Tally every line in the following material that has the word "arrow" in it, and answer with that figure alone.

*** Supplied records Section Begins ***

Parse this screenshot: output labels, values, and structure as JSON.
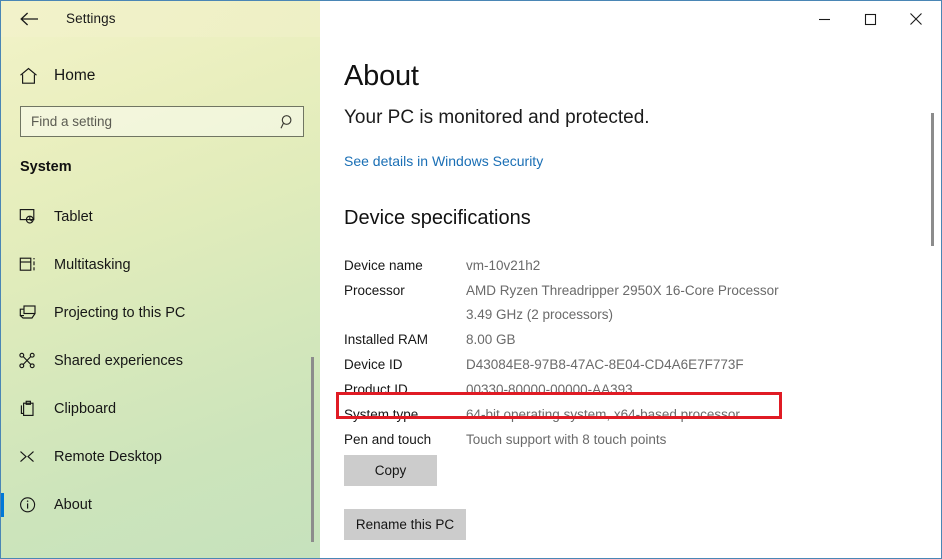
{
  "window": {
    "title": "Settings",
    "back_icon": "back-arrow-icon",
    "minimize_label": "—",
    "maximize_label": "□",
    "close_label": "×"
  },
  "sidebar": {
    "home": {
      "label": "Home",
      "icon": "home-icon"
    },
    "search": {
      "placeholder": "Find a setting",
      "value": "",
      "icon": "search-icon"
    },
    "group_heading": "System",
    "items": [
      {
        "label": "Tablet",
        "icon": "tablet-icon",
        "selected": false
      },
      {
        "label": "Multitasking",
        "icon": "multitasking-icon",
        "selected": false
      },
      {
        "label": "Projecting to this PC",
        "icon": "projecting-icon",
        "selected": false
      },
      {
        "label": "Shared experiences",
        "icon": "shared-experiences-icon",
        "selected": false
      },
      {
        "label": "Clipboard",
        "icon": "clipboard-icon",
        "selected": false
      },
      {
        "label": "Remote Desktop",
        "icon": "remote-desktop-icon",
        "selected": false
      },
      {
        "label": "About",
        "icon": "info-icon",
        "selected": true
      }
    ],
    "selection_color": "#0078d7"
  },
  "main": {
    "page_title": "About",
    "protection_status": "Your PC is monitored and protected.",
    "security_link": "See details in Windows Security",
    "specs_heading": "Device specifications",
    "specs": [
      {
        "key": "Device name",
        "value": "vm-10v21h2",
        "value2": ""
      },
      {
        "key": "Processor",
        "value": "AMD Ryzen Threadripper 2950X 16-Core Processor",
        "value2": "3.49 GHz  (2 processors)"
      },
      {
        "key": "Installed RAM",
        "value": "8.00 GB",
        "value2": ""
      },
      {
        "key": "Device ID",
        "value": "D43084E8-97B8-47AC-8E04-CD4A6E7F773F",
        "value2": ""
      },
      {
        "key": "Product ID",
        "value": "00330-80000-00000-AA393",
        "value2": ""
      },
      {
        "key": "System type",
        "value": "64-bit operating system, x64-based processor",
        "value2": ""
      },
      {
        "key": "Pen and touch",
        "value": "Touch support with 8 touch points",
        "value2": ""
      }
    ],
    "copy_label": "Copy",
    "rename_label": "Rename this PC",
    "highlight_color": "#e01b24",
    "link_color": "#1a6fb5"
  }
}
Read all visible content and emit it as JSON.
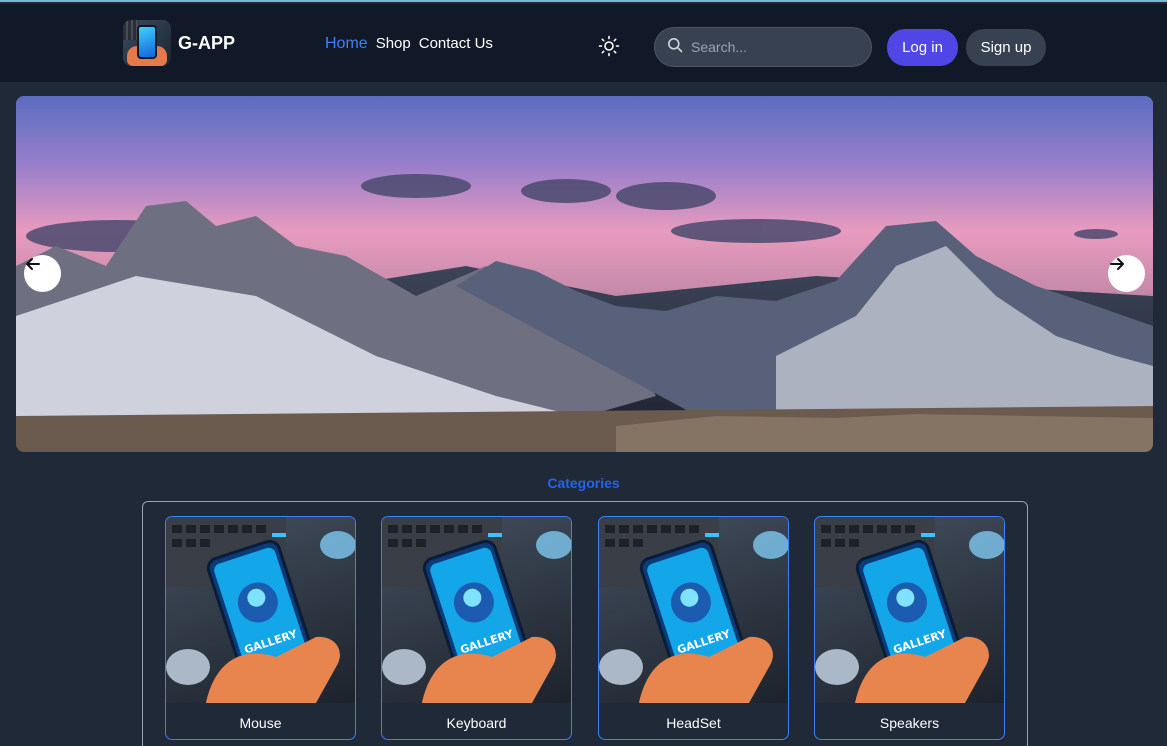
{
  "brand": {
    "name": "G-APP"
  },
  "nav": {
    "links": [
      {
        "label": "Home",
        "active": true
      },
      {
        "label": "Shop",
        "active": false
      },
      {
        "label": "Contact Us",
        "active": false
      }
    ]
  },
  "theme_toggle": {
    "icon": "sun-icon"
  },
  "search": {
    "placeholder": "Search..."
  },
  "auth": {
    "login_label": "Log in",
    "signup_label": "Sign up"
  },
  "hero": {
    "prev_icon": "arrow-left-icon",
    "next_icon": "arrow-right-icon"
  },
  "categories": {
    "title": "Categories",
    "items": [
      {
        "label": "Mouse",
        "image_text": "GALLERY"
      },
      {
        "label": "Keyboard",
        "image_text": "GALLERY"
      },
      {
        "label": "HeadSet",
        "image_text": "GALLERY"
      },
      {
        "label": "Speakers",
        "image_text": "GALLERY"
      }
    ]
  },
  "colors": {
    "accent": "#4f46e5",
    "link_active": "#3b82f6",
    "background": "#1f2937",
    "navbar": "#111827"
  }
}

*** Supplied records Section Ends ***

**Written answer**
3